Since the monetary policy assessment of June 2018, the Swiss franc has appreciated noticeably, against the major currencies as well as against emerging market currencies. The Swiss franc is highly valued, and the situation on the foreign exchange market is still fragile. The negative interest rate and the SNB’s willingness to intervene in the foreign exchange market as necessary remain essential in order to keep the attractiveness of Swiss franc investments low and thus ease pressure on the currency.
The new conditional inflation forecast suggests that inflation up to the beginning of 2019 will be higher than predicted in June due to a slight rise in domestic inflation. From the second quarter of 2019, the new conditional forecast lies below the June forecast as a result of the appreciation in the Swiss franc. For 2018, the SNB continues to anticipate inflation of 0.9%, while the inflation forecast of 0.8% for 2019 is 0.1 percentage points lower than projected at the last assessment. For 2020, the SNB expects to see inflation of 1.2%, compared with the 1.6% forecast in the last quarter. The conditional inflation forecast is based on the assumption that the three-month Libor remains at –0.75% over the entire forecast horizon.
Overall, global economic growth was solid in the second quarter. In the advanced economies, utilisation of production capacity continued to improve and employment figures once again rose. In the emerging economies, too, economic momentum remained generally robust. International goods trade nonetheless slowed somewhat.
Economic signals for the coming months remain favourable. Supported by ongoing expansionary monetary policy in the advanced economies and improved labour markets, the global economy is likely to continue to grow. However, following strong growth in the previous quarters, the pace is expected to slow slightly. To date, the crises of confidence in Turkey and Argentina have not materially impacted the global economic outlook.
The risks to this positive baseline scenario are more to the downside. Chief among them are political uncertainties in some countries as well as potential international tensions and protectionist tendencies.

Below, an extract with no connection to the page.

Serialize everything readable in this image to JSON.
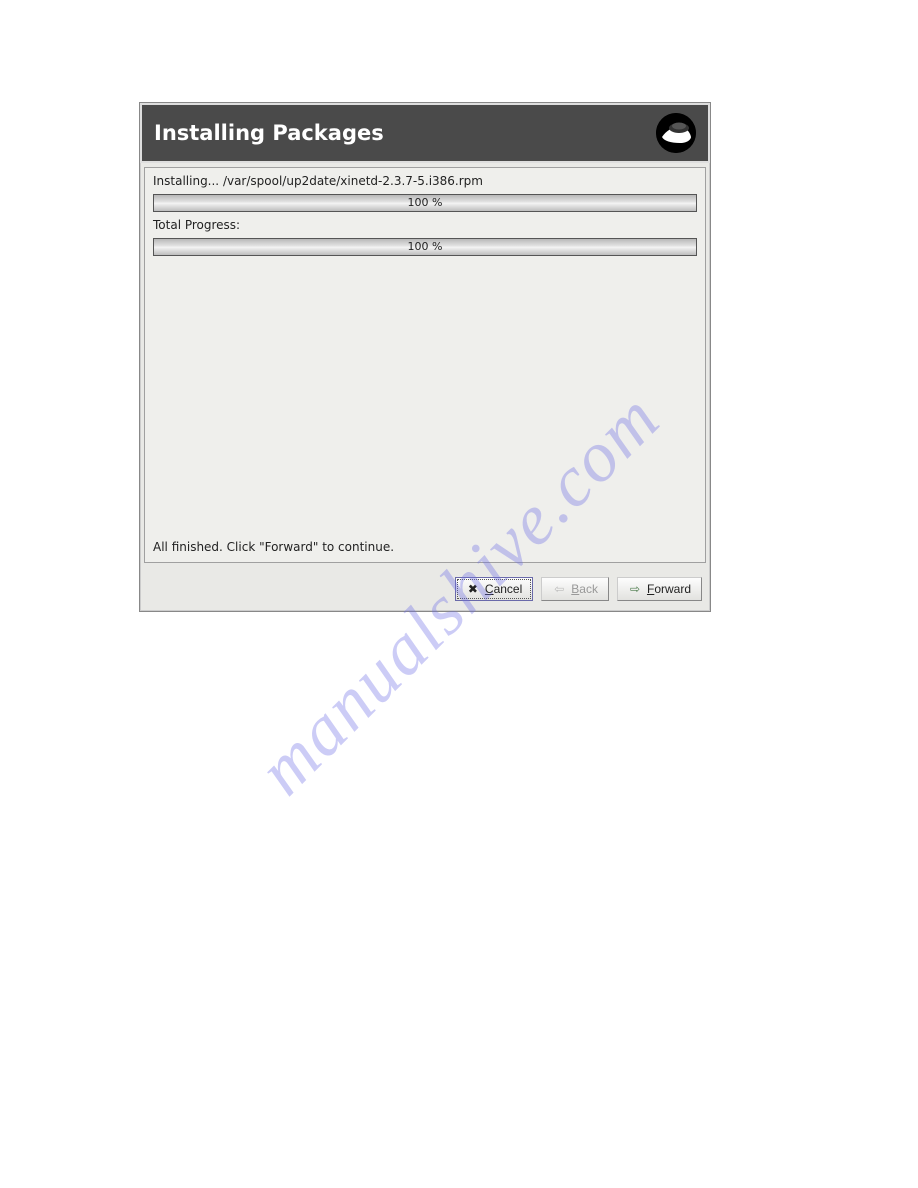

Switzerland’s economy has continued to recover. The revised GDP figures for recent years reveal stronger growth momentum than was originally reported. In the second quarter 2018, GDP once again grew faster than estimated potential output, at an annualised rate of 2.9%. The positive development in the first half of the year was, however, partly due to special factors. Overall, utilisation of total production capacity has improved further, and unemployment has also continued to decline over recent months.
Leading indicators suggest that the economic outlook remains favourable. Some loss of momentum is expected, however, due to a slight slowdown in global growth and the dampening effect of recent Swiss franc appreciation. The SNB now anticipates GDP growth of between 2.5% and 3% for the current year and a further slight fall in unemployment. The stronger growth forecast is attributable to the upward revision for the previous quarters.
Imbalances on the mortgage and real estate markets persist. Both mortgage lending and prices for single-family homes and privately owned apartments continued to rise at a moderate rate over recent quarters. Although prices in the residential investment property segment have stabilised, there is the risk of a correction due to strong price increases in recent years and growing vacancy rates. The SNB will continue to monitor developments on the mortgage and real estate markets closely, and will regularly reassess the need for an adjustment of the countercyclical capital buffer.